● **Brief**
Spot each line in the records below where the word "Allocation" occurs, then copy it.

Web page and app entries
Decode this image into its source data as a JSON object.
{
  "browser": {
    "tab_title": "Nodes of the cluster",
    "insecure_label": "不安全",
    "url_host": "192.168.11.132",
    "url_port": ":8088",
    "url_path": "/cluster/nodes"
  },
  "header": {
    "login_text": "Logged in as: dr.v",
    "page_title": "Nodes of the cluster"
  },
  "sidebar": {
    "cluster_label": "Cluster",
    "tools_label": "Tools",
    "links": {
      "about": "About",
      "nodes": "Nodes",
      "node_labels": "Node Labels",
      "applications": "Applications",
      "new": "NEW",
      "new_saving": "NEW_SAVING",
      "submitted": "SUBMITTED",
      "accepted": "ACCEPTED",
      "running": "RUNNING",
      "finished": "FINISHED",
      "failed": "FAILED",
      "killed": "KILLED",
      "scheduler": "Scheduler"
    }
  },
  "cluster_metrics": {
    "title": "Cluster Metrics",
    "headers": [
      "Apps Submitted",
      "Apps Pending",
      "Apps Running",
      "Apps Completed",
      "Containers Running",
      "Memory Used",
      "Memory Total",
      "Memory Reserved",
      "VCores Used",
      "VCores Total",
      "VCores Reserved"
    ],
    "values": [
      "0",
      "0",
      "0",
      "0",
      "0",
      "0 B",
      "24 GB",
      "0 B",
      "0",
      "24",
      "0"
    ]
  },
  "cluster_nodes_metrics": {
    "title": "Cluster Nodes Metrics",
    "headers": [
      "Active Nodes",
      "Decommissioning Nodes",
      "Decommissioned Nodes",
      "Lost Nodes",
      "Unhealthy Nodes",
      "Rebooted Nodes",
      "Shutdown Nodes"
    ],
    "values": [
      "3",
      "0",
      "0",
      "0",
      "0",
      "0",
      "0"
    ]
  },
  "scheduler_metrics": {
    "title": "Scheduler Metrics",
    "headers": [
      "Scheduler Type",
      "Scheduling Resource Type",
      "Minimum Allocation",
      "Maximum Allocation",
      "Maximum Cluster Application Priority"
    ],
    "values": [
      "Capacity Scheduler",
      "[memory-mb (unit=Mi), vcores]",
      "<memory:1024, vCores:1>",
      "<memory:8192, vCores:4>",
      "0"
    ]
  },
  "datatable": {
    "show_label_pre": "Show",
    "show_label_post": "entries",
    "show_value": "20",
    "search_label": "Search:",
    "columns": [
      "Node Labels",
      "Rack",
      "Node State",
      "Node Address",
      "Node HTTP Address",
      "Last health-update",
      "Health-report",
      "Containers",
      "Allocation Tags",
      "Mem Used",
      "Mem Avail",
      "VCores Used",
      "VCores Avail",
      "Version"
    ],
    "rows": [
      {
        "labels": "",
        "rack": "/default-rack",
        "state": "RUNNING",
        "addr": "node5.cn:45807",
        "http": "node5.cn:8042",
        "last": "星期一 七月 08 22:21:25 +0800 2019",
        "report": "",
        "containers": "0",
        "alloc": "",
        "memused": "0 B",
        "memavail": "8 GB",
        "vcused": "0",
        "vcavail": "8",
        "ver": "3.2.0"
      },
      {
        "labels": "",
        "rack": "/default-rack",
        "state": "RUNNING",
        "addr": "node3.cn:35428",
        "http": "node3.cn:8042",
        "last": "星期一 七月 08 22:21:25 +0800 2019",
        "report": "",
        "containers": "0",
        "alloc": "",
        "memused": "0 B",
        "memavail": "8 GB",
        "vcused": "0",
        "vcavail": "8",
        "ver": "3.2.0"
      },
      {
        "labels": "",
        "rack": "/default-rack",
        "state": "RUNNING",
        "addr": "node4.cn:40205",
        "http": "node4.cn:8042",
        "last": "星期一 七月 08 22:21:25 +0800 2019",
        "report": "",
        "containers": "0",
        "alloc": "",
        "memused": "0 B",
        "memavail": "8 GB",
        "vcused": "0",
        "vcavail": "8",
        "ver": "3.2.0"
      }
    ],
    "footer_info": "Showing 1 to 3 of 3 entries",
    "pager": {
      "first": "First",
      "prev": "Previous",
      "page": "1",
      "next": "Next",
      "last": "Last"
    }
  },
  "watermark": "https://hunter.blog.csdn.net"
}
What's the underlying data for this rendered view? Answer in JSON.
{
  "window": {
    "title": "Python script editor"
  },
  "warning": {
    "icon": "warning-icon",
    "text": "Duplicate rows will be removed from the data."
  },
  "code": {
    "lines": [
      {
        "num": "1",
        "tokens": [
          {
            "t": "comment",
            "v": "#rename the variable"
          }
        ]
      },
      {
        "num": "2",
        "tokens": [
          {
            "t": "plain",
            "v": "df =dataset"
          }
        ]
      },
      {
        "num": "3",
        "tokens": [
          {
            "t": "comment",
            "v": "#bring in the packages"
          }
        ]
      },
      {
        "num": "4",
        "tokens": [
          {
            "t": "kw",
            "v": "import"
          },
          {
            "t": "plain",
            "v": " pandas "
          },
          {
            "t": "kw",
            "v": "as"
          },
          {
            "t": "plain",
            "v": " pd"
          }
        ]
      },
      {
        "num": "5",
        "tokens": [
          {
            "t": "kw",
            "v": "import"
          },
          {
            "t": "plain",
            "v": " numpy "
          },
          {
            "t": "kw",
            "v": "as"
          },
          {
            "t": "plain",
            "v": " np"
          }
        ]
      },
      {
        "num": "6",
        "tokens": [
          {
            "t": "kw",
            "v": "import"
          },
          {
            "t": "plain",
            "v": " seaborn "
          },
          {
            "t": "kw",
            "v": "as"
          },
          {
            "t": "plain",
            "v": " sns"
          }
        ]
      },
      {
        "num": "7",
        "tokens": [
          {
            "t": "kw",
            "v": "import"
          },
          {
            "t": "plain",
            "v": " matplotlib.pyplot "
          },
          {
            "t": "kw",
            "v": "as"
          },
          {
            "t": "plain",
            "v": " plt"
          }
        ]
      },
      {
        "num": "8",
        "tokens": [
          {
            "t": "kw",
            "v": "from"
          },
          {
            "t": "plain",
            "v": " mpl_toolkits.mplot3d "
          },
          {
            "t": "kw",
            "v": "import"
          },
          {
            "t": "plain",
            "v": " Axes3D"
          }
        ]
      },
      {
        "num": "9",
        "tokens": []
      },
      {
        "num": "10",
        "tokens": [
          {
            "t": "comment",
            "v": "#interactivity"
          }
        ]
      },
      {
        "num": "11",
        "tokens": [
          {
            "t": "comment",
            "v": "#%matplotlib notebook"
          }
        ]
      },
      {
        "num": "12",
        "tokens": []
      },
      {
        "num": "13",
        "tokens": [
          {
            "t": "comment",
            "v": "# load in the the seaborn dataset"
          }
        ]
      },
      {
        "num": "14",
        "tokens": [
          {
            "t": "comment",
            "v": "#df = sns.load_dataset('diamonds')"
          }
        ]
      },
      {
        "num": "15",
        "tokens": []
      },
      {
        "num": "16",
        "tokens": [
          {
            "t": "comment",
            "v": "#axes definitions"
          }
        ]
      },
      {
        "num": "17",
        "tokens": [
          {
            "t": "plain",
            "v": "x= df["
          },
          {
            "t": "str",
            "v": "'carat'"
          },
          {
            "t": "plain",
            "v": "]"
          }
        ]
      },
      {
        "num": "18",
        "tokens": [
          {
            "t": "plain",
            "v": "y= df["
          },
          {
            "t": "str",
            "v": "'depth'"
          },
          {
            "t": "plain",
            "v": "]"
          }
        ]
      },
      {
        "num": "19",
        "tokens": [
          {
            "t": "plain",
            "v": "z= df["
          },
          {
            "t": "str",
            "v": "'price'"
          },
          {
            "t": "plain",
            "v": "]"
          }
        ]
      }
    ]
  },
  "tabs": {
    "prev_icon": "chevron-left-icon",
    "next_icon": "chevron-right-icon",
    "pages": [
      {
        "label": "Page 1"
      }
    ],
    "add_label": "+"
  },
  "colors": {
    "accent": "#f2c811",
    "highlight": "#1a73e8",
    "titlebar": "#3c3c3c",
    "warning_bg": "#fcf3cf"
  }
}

● **Written answer**
      "Minimum Allocation",
      "Maximum Allocation",
      "Allocation Tags",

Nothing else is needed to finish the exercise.